HeroX and NASA seek new energy solutions to provide power for the moon

NASA is pushing hard to make the Artemis mission scheduled to launch in a few years come off without a hitch. HeroX, a social network for crowdsourced solutions, and NASA have announced the new price competition called "NASA's Watts on the Moon Challenge." NASA wants to incentivize the development of energy solutions to power sustained human presence on the moon's surface in support of the Artemis program.The challenge for moon exploration is that while solar energy is abundant when the sun is out, knights on the moon can last 350 hours at a time. Along with an extended night with no access to solar power, there are also extreme temperature changes on the moon's surface, making the use of solar power challenging. NASA is looking for energy management, distribution, and storage solutions to help sustain long-term human presence on the moon.

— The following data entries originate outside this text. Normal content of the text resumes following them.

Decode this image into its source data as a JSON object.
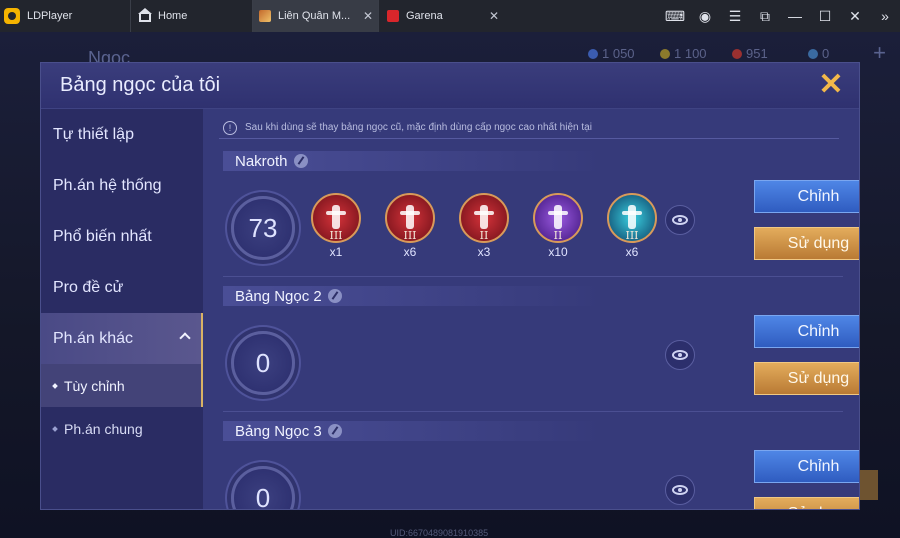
{
  "emulator": {
    "brand": "LDPlayer",
    "tabs": [
      {
        "label": "Home"
      },
      {
        "label": "Liên Quân M..."
      },
      {
        "label": "Garena"
      }
    ],
    "controls": [
      "gamepad-icon",
      "user-icon",
      "menu-icon",
      "restore-icon",
      "minimize-icon",
      "maximize-icon",
      "close-icon",
      "collapse-icon"
    ]
  },
  "background": {
    "title": "Ngọc",
    "resources": [
      "1 050",
      "1 100",
      "951",
      "0"
    ],
    "uid": "UID:6670489081910385"
  },
  "modal": {
    "title": "Bảng ngọc của tôi",
    "notice": "Sau khi dùng sẽ thay bảng ngọc cũ, mặc định dùng cấp ngọc cao nhất hiện tại",
    "sidebar": {
      "items": [
        {
          "label": "Tự thiết lập"
        },
        {
          "label": "Ph.án hệ thống"
        },
        {
          "label": "Phổ biến nhất"
        },
        {
          "label": "Pro đề cử"
        },
        {
          "label": "Ph.án khác"
        }
      ],
      "sub_items": [
        {
          "label": "Tùy chỉnh"
        },
        {
          "label": "Ph.án chung"
        }
      ]
    },
    "pages": [
      {
        "name": "Nakroth",
        "level": "73",
        "edit_label": "Chỉnh",
        "use_label": "Sử dụng",
        "runes": [
          {
            "color": "red",
            "tier": "III",
            "count": "x1"
          },
          {
            "color": "red",
            "tier": "III",
            "count": "x6"
          },
          {
            "color": "red",
            "tier": "II",
            "count": "x3"
          },
          {
            "color": "purple",
            "tier": "II",
            "count": "x10"
          },
          {
            "color": "cyan",
            "tier": "III",
            "count": "x6"
          }
        ]
      },
      {
        "name": "Bảng Ngọc 2",
        "level": "0",
        "edit_label": "Chỉnh",
        "use_label": "Sử dụng"
      },
      {
        "name": "Bảng Ngọc 3",
        "level": "0",
        "edit_label": "Chỉnh",
        "use_label": "Sử dụng"
      }
    ]
  }
}
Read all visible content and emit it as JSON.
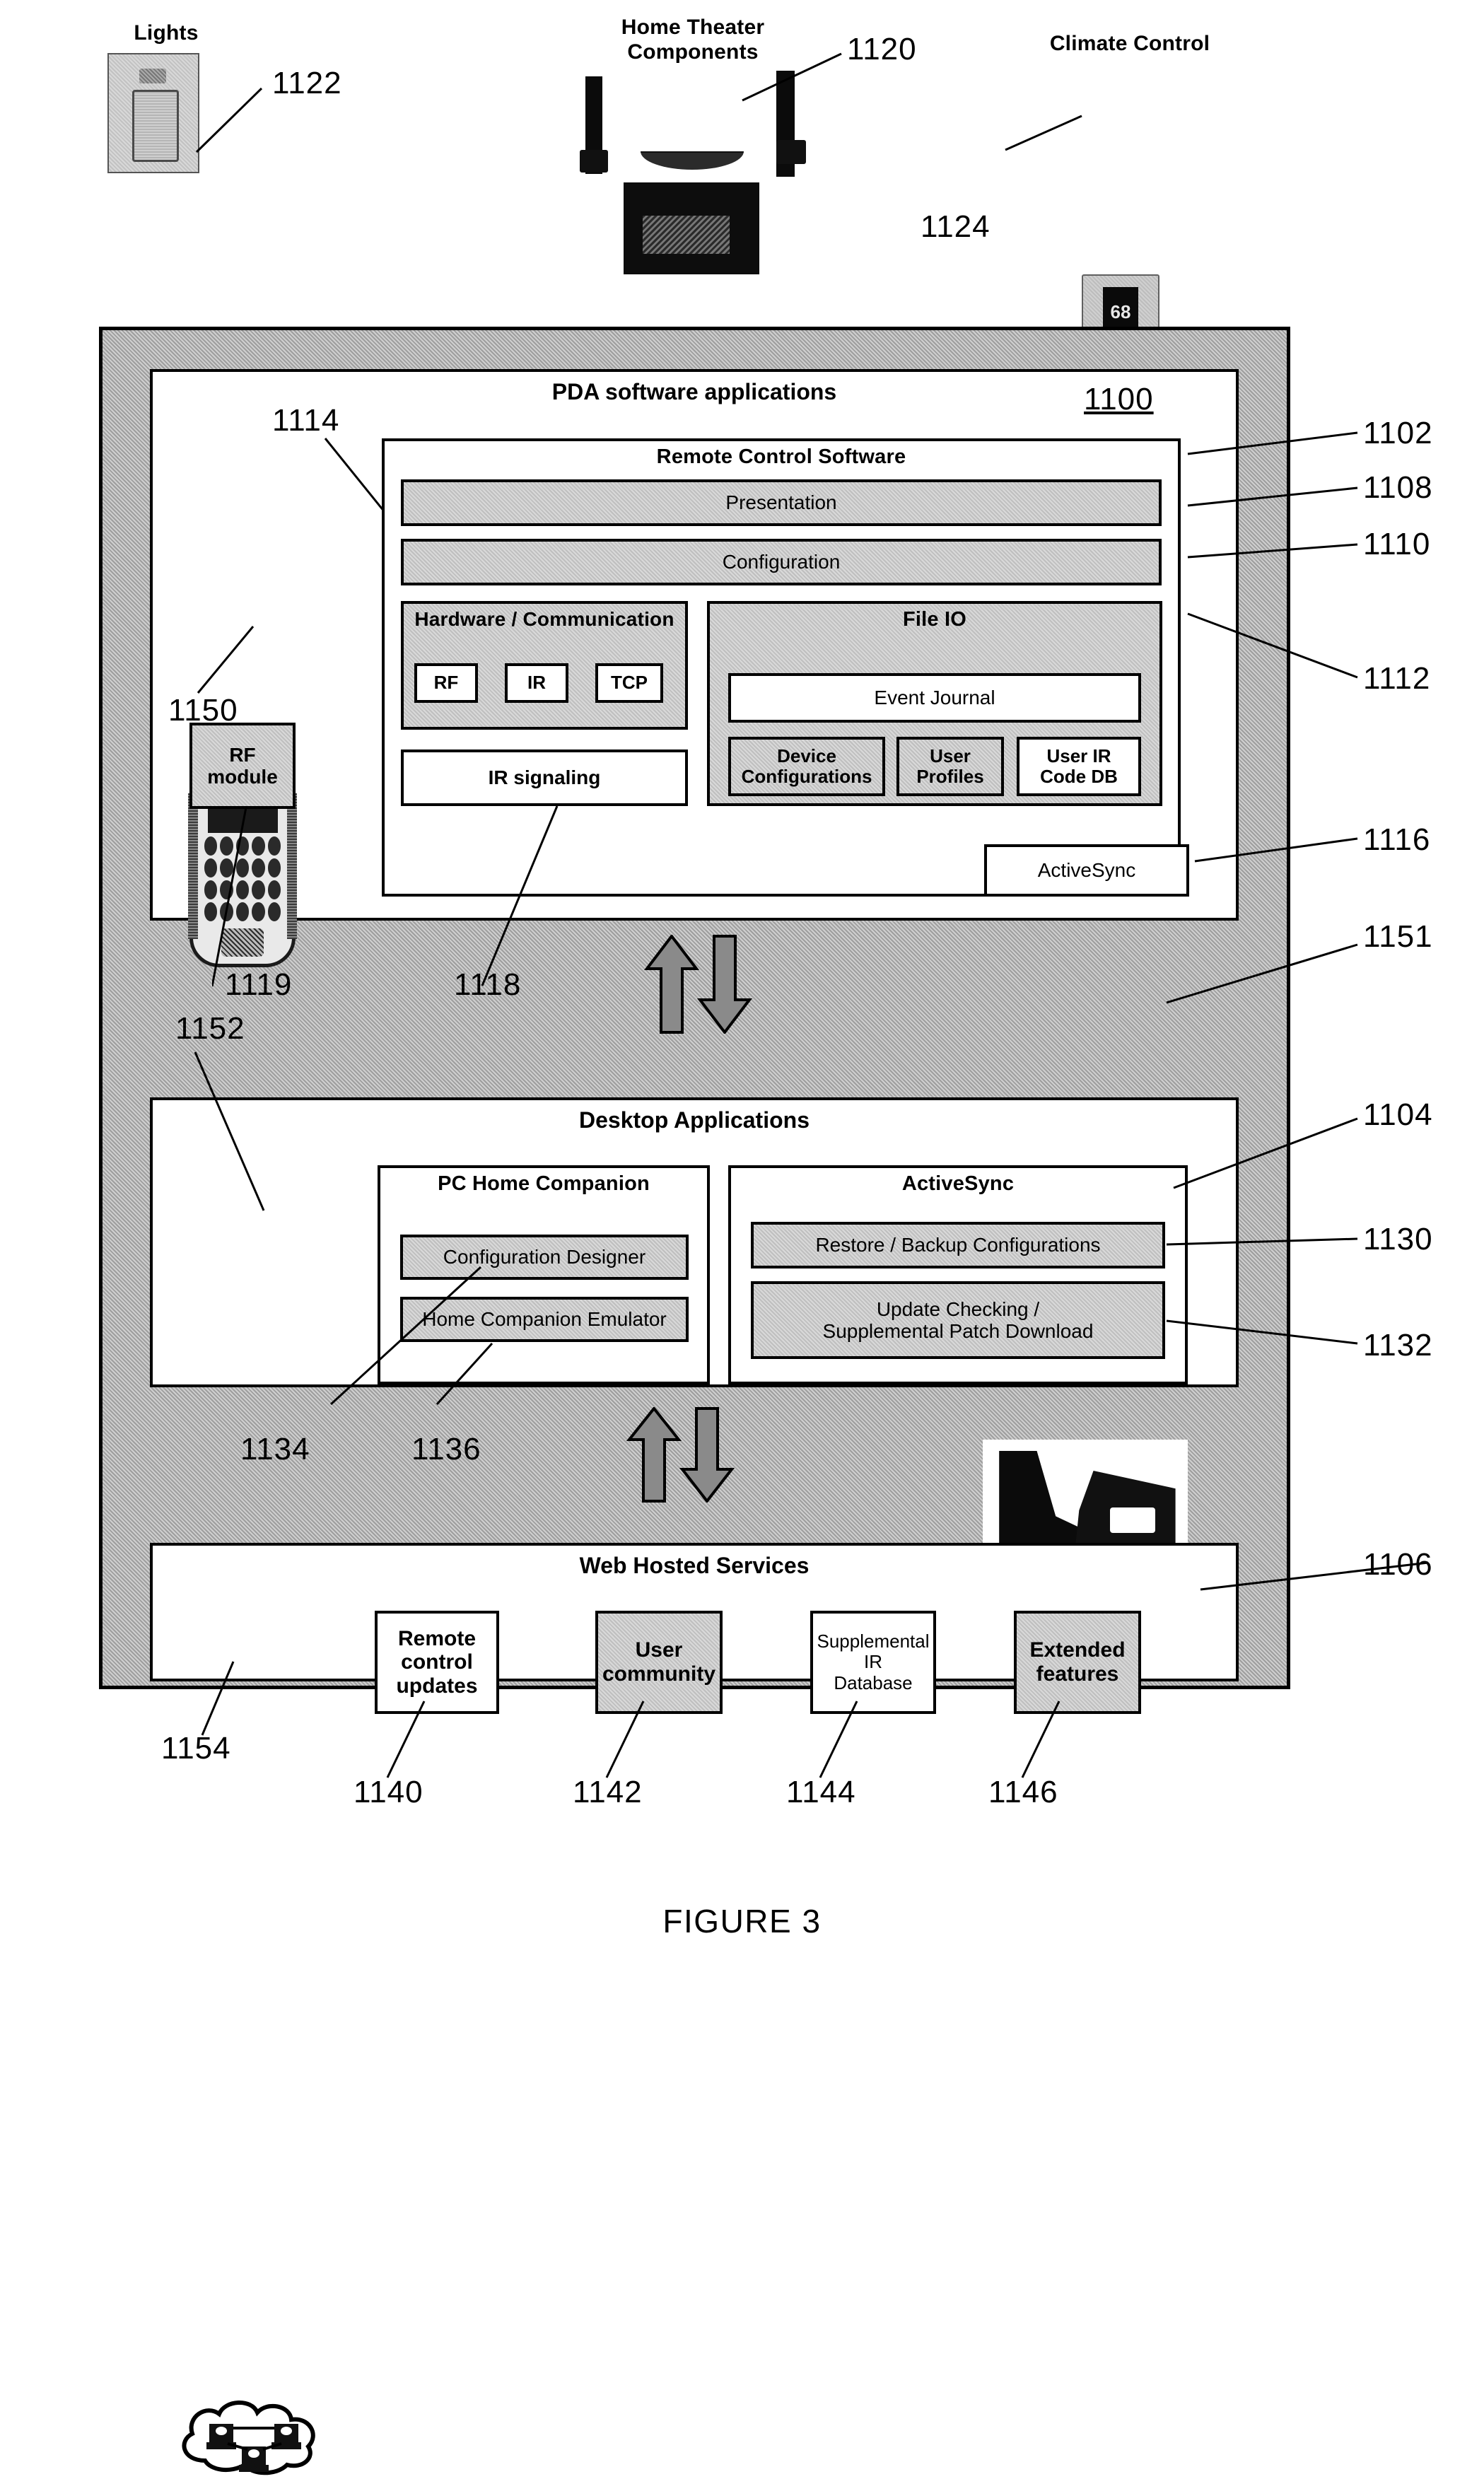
{
  "figure": {
    "caption": "FIGURE 3"
  },
  "devices": [
    {
      "label": "Lights",
      "ref": "1122"
    },
    {
      "label": "Home Theater\nComponents",
      "label_line1": "Home Theater",
      "label_line2": "Components",
      "ref": "1120"
    },
    {
      "label": "Climate Control",
      "ref": "1124",
      "display_value": "68"
    }
  ],
  "system": {
    "ref_main": "1100",
    "pda_panel": {
      "title": "PDA software applications",
      "ref": "1102",
      "pda_device_ref": "1150",
      "rf_module": {
        "label": "RF\nmodule",
        "line1": "RF",
        "line2": "module",
        "ref": "1119"
      },
      "ir_signaling": {
        "label": "IR signaling",
        "ref": "1118"
      },
      "hw_comm_ref": "1114",
      "activesync": {
        "label": "ActiveSync",
        "ref": "1116"
      },
      "remote_control_software": {
        "title": "Remote Control Software",
        "presentation": {
          "label": "Presentation",
          "ref": "1108"
        },
        "configuration": {
          "label": "Configuration",
          "ref": "1110"
        },
        "hardware_communication": {
          "title": "Hardware / Communication",
          "items": [
            "RF",
            "IR",
            "TCP"
          ]
        },
        "file_io": {
          "title": "File IO",
          "ref": "1112",
          "event_journal": "Event Journal",
          "items": [
            {
              "line1": "Device",
              "line2": "Configurations"
            },
            {
              "line1": "User",
              "line2": "Profiles"
            },
            {
              "line1": "User IR",
              "line2": "Code DB"
            }
          ]
        }
      }
    },
    "cradle": {
      "ref": "1151"
    },
    "desktop_panel": {
      "title": "Desktop Applications",
      "ref": "1104",
      "pc_ref": "1152",
      "pc_home_companion": {
        "title": "PC Home Companion",
        "items": [
          {
            "label": "Configuration Designer",
            "ref": "1134"
          },
          {
            "label": "Home Companion Emulator",
            "ref": "1136"
          }
        ]
      },
      "activesync": {
        "title": "ActiveSync",
        "items": [
          {
            "label": "Restore / Backup Configurations",
            "ref": "1130"
          },
          {
            "line1": "Update Checking /",
            "line2": "Supplemental Patch Download",
            "ref": "1132"
          }
        ]
      }
    },
    "web_panel": {
      "title": "Web Hosted Services",
      "ref": "1106",
      "cloud_ref": "1154",
      "services": [
        {
          "line1": "Remote",
          "line2": "control",
          "line3": "updates",
          "ref": "1140",
          "bold": true,
          "shaded": false
        },
        {
          "line1": "User",
          "line2": "community",
          "ref": "1142",
          "bold": true,
          "shaded": true
        },
        {
          "line1": "Supplemental IR",
          "line2": "Database",
          "ref": "1144",
          "bold": false,
          "shaded": false
        },
        {
          "line1": "Extended",
          "line2": "features",
          "ref": "1146",
          "bold": true,
          "shaded": true
        }
      ]
    }
  }
}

It's possible that solutions proposed by teams could be used in addressing energy challenges on Earth and could lead to commercial development here as well. The Watts on the Moon Challenge offers the winning team up to $5 million in total prizes. Participants may have the opportunity to develop and demonstrate their solutions at NASA facilities and see their solution flight and the moon.

The first phase of the challenge presents a mission scenario with three active missions. Teams have to choose one or more activities to address by proposing an energy distribution, management, and/or storage solution to meet that activity's needs. Teams are eligible for price resubmission activity they address.

Prizes for phase 1 will total up to $500,000 with up to three first-place teams, one for each mission activity, awarded $100,000 each. Up to four runner-up teams will receive up to $50,000 each. Depending on the results of Phase 1, NASA could proceed to Phase 2 focused on developing prototype systems. Prizes for Phase 2 could total up to $4.5 million.

Once a Phase 2 completes, one or more teams could be invited to work with NASA to design and build flight-rated hardware for an operational demonstration on the lunar surface. Individuals must be US citizens or permanent residents of the US to participate and at least 18 years old. Organizations have to be entirely incorporated in the US and maintain a primary place of business in the country. Full details on the challenge can be found here.